**EXERCISE:**
Retype all of the data shown below, keeping every character the same.

**SOURCE MATERIAL:**
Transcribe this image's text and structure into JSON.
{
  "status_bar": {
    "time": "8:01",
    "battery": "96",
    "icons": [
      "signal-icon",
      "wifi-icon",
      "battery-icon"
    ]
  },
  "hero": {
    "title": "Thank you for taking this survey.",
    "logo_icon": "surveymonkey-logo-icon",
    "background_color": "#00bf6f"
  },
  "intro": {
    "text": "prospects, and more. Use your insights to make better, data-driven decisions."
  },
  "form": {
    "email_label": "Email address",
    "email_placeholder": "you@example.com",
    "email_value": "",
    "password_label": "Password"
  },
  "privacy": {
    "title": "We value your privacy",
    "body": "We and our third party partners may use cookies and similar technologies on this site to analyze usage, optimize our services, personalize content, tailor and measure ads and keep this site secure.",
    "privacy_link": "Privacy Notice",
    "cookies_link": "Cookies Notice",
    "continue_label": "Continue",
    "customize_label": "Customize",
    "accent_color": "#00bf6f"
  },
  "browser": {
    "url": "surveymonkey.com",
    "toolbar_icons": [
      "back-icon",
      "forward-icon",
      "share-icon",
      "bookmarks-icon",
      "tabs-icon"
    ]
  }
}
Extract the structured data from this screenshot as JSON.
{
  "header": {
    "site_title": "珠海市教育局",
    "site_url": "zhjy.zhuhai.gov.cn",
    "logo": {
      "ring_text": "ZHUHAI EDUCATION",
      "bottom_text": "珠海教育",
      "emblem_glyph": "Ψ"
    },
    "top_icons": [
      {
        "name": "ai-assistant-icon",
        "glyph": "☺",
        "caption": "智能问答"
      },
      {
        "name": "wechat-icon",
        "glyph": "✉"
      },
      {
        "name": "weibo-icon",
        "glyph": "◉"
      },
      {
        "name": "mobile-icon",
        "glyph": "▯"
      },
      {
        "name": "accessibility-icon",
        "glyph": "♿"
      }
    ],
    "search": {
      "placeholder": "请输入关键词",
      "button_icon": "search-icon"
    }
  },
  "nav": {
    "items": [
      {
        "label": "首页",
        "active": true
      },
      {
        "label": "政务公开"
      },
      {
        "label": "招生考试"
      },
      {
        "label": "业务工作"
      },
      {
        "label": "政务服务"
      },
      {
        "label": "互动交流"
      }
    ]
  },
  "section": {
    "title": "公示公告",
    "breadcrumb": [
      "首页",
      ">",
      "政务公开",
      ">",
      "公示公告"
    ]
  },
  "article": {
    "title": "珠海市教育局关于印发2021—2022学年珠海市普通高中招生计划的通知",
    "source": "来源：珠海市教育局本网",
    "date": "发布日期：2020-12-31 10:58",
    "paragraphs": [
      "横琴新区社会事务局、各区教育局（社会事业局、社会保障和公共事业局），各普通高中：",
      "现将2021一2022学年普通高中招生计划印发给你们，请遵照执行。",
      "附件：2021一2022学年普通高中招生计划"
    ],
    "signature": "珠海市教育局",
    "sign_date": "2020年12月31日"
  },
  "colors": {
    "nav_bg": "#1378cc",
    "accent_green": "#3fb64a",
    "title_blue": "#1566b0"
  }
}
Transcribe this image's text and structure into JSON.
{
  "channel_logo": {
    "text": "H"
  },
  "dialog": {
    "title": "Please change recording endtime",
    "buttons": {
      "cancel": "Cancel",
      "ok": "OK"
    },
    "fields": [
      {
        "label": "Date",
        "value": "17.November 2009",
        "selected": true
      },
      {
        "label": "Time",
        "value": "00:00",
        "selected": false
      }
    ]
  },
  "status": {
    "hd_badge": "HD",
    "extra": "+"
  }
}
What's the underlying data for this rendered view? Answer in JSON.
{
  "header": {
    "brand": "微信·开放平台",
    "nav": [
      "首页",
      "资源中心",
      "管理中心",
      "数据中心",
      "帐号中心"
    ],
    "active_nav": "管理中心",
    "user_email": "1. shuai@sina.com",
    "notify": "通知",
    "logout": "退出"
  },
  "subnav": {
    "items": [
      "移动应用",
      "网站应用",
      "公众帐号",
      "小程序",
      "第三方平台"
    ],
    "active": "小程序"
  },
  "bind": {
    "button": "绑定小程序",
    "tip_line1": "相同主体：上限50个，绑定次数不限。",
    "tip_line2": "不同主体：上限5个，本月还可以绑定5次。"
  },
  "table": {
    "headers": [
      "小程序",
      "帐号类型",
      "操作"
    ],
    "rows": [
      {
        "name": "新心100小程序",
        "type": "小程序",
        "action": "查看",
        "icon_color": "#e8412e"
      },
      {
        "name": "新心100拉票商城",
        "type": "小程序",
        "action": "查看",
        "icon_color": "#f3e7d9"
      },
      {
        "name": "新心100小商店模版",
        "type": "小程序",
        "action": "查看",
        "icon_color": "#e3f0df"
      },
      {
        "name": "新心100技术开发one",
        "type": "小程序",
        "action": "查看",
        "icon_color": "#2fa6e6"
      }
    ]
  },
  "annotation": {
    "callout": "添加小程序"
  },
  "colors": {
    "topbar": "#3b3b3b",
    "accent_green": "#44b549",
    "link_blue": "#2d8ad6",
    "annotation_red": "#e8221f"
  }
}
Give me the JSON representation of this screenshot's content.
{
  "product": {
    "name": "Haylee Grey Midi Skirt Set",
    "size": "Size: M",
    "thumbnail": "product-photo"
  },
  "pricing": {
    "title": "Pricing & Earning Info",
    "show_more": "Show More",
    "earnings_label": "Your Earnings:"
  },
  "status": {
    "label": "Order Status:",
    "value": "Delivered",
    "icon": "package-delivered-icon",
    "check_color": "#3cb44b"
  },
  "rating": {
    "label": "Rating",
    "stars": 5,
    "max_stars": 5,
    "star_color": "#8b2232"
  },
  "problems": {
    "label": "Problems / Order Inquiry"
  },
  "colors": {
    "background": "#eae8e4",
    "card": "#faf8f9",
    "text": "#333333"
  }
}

**SOLUTION TO THIS TASK:**
Transcribe this image's text and structure into JSON.
{
  "status_bar": {
    "time": "8:01",
    "battery": "96",
    "icons": [
      "signal-icon",
      "wifi-icon",
      "battery-icon"
    ]
  },
  "hero": {
    "title": "Thank you for taking this survey.",
    "logo_icon": "surveymonkey-logo-icon",
    "background_color": "#00bf6f"
  },
  "intro": {
    "text": "prospects, and more. Use your insights to make better, data-driven decisions."
  },
  "form": {
    "email_label": "Email address",
    "email_placeholder": "you@example.com",
    "email_value": "",
    "password_label": "Password"
  },
  "privacy": {
    "title": "We value your privacy",
    "body": "We and our third party partners may use cookies and similar technologies on this site to analyze usage, optimize our services, personalize content, tailor and measure ads and keep this site secure.",
    "privacy_link": "Privacy Notice",
    "cookies_link": "Cookies Notice",
    "continue_label": "Continue",
    "customize_label": "Customize",
    "accent_color": "#00bf6f"
  },
  "browser": {
    "url": "surveymonkey.com",
    "toolbar_icons": [
      "back-icon",
      "forward-icon",
      "share-icon",
      "bookmarks-icon",
      "tabs-icon"
    ]
  }
}
Extract the structured data from this screenshot as JSON.
{
  "header": {
    "site_title": "珠海市教育局",
    "site_url": "zhjy.zhuhai.gov.cn",
    "logo": {
      "ring_text": "ZHUHAI EDUCATION",
      "bottom_text": "珠海教育",
      "emblem_glyph": "Ψ"
    },
    "top_icons": [
      {
        "name": "ai-assistant-icon",
        "glyph": "☺",
        "caption": "智能问答"
      },
      {
        "name": "wechat-icon",
        "glyph": "✉"
      },
      {
        "name": "weibo-icon",
        "glyph": "◉"
      },
      {
        "name": "mobile-icon",
        "glyph": "▯"
      },
      {
        "name": "accessibility-icon",
        "glyph": "♿"
      }
    ],
    "search": {
      "placeholder": "请输入关键词",
      "button_icon": "search-icon"
    }
  },
  "nav": {
    "items": [
      {
        "label": "首页",
        "active": true
      },
      {
        "label": "政务公开"
      },
      {
        "label": "招生考试"
      },
      {
        "label": "业务工作"
      },
      {
        "label": "政务服务"
      },
      {
        "label": "互动交流"
      }
    ]
  },
  "section": {
    "title": "公示公告",
    "breadcrumb": [
      "首页",
      ">",
      "政务公开",
      ">",
      "公示公告"
    ]
  },
  "article": {
    "title": "珠海市教育局关于印发2021—2022学年珠海市普通高中招生计划的通知",
    "source": "来源：珠海市教育局本网",
    "date": "发布日期：2020-12-31 10:58",
    "paragraphs": [
      "横琴新区社会事务局、各区教育局（社会事业局、社会保障和公共事业局），各普通高中：",
      "现将2021一2022学年普通高中招生计划印发给你们，请遵照执行。",
      "附件：2021一2022学年普通高中招生计划"
    ],
    "signature": "珠海市教育局",
    "sign_date": "2020年12月31日"
  },
  "colors": {
    "nav_bg": "#1378cc",
    "accent_green": "#3fb64a",
    "title_blue": "#1566b0"
  }
}
Transcribe this image's text and structure into JSON.
{
  "channel_logo": {
    "text": "H"
  },
  "dialog": {
    "title": "Please change recording endtime",
    "buttons": {
      "cancel": "Cancel",
      "ok": "OK"
    },
    "fields": [
      {
        "label": "Date",
        "value": "17.November 2009",
        "selected": true
      },
      {
        "label": "Time",
        "value": "00:00",
        "selected": false
      }
    ]
  },
  "status": {
    "hd_badge": "HD",
    "extra": "+"
  }
}
What's the underlying data for this rendered view? Answer in JSON.
{
  "header": {
    "brand": "微信·开放平台",
    "nav": [
      "首页",
      "资源中心",
      "管理中心",
      "数据中心",
      "帐号中心"
    ],
    "active_nav": "管理中心",
    "user_email": "1. shuai@sina.com",
    "notify": "通知",
    "logout": "退出"
  },
  "subnav": {
    "items": [
      "移动应用",
      "网站应用",
      "公众帐号",
      "小程序",
      "第三方平台"
    ],
    "active": "小程序"
  },
  "bind": {
    "button": "绑定小程序",
    "tip_line1": "相同主体：上限50个，绑定次数不限。",
    "tip_line2": "不同主体：上限5个，本月还可以绑定5次。"
  },
  "table": {
    "headers": [
      "小程序",
      "帐号类型",
      "操作"
    ],
    "rows": [
      {
        "name": "新心100小程序",
        "type": "小程序",
        "action": "查看",
        "icon_color": "#e8412e"
      },
      {
        "name": "新心100拉票商城",
        "type": "小程序",
        "action": "查看",
        "icon_color": "#f3e7d9"
      },
      {
        "name": "新心100小商店模版",
        "type": "小程序",
        "action": "查看",
        "icon_color": "#e3f0df"
      },
      {
        "name": "新心100技术开发one",
        "type": "小程序",
        "action": "查看",
        "icon_color": "#2fa6e6"
      }
    ]
  },
  "annotation": {
    "callout": "添加小程序"
  },
  "colors": {
    "topbar": "#3b3b3b",
    "accent_green": "#44b549",
    "link_blue": "#2d8ad6",
    "annotation_red": "#e8221f"
  }
}
Give me the JSON representation of this screenshot's content.
{
  "product": {
    "name": "Haylee Grey Midi Skirt Set",
    "size": "Size: M",
    "thumbnail": "product-photo"
  },
  "pricing": {
    "title": "Pricing & Earning Info",
    "show_more": "Show More",
    "earnings_label": "Your Earnings:"
  },
  "status": {
    "label": "Order Status:",
    "value": "Delivered",
    "icon": "package-delivered-icon",
    "check_color": "#3cb44b"
  },
  "rating": {
    "label": "Rating",
    "stars": 5,
    "max_stars": 5,
    "star_color": "#8b2232"
  },
  "problems": {
    "label": "Problems / Order Inquiry"
  },
  "colors": {
    "background": "#eae8e4",
    "card": "#faf8f9",
    "text": "#333333"
  }
}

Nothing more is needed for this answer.